Task brief. Where the string "your" occurs in a line of the data below, that line should be copied.

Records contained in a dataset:
····················

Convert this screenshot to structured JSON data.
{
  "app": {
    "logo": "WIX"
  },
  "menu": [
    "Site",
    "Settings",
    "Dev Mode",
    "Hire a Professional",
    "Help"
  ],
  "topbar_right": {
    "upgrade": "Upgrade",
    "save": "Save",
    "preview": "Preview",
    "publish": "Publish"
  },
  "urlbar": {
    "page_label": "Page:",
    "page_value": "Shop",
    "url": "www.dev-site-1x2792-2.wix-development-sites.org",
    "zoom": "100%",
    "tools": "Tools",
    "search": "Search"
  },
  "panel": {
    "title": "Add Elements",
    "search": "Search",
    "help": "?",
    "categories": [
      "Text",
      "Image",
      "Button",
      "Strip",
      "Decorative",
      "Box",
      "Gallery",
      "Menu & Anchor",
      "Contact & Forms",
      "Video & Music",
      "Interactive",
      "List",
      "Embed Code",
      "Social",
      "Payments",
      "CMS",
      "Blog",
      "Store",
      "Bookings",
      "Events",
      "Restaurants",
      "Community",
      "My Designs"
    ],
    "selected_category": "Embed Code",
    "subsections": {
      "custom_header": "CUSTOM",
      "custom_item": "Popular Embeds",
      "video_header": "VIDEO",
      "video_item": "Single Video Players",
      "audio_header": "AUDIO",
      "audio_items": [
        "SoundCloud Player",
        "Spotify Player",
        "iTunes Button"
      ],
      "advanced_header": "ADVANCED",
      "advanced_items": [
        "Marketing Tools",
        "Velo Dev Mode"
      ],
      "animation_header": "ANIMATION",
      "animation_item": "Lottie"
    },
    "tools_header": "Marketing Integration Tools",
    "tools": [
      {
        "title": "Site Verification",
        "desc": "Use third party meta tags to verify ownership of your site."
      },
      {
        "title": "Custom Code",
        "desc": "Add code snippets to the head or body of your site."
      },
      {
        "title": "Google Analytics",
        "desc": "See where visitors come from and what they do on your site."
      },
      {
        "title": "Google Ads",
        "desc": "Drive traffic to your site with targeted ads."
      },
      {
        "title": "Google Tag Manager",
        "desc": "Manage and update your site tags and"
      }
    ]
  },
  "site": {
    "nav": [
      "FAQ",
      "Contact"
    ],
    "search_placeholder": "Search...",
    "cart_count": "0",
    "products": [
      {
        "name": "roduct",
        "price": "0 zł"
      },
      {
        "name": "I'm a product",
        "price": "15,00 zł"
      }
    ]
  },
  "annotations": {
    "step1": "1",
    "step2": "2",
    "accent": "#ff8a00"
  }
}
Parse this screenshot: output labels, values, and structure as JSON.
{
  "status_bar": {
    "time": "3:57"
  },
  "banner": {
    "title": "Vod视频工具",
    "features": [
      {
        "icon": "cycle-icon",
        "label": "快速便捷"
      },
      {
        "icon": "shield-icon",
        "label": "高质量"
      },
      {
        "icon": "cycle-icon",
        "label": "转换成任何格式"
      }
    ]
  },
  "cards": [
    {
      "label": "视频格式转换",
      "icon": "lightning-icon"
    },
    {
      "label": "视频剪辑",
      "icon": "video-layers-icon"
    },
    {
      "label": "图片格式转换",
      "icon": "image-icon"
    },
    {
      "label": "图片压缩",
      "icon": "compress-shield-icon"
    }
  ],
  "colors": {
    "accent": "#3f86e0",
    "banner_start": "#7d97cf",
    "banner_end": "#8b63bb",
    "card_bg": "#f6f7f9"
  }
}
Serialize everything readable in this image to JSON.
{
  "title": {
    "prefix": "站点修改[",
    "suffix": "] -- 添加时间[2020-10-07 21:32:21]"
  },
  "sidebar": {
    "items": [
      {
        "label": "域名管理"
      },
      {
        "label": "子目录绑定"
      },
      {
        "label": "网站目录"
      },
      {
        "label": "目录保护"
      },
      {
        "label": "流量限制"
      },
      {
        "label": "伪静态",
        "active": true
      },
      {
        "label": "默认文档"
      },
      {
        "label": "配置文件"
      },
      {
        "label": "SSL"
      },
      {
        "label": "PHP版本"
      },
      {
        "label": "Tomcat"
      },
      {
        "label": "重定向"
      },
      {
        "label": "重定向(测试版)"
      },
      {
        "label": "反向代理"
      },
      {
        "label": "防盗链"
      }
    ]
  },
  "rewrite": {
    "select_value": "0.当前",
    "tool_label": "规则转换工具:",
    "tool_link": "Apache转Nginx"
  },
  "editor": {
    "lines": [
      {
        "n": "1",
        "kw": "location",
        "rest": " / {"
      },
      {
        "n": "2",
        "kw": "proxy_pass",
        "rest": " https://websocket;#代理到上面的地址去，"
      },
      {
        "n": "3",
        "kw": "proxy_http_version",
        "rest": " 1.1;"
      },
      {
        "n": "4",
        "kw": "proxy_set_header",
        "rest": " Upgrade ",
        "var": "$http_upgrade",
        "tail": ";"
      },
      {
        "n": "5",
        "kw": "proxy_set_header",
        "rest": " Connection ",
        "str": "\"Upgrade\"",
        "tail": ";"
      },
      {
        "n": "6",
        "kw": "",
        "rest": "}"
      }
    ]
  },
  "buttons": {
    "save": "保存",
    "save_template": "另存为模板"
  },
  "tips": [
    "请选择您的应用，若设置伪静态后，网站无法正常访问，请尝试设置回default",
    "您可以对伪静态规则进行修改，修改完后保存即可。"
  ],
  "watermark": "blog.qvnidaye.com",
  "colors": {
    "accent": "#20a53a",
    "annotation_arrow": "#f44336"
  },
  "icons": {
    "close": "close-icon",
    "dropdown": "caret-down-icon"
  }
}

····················

Completed exercise.
        "desc": "Use third party meta tags to verify ownership of your site."
        "desc": "Add code snippets to the head or body of your site."
        "desc": "See where visitors come from and what they do on your site."
        "desc": "Drive traffic to your site with targeted ads."
        "desc": "Manage and update your site tags and"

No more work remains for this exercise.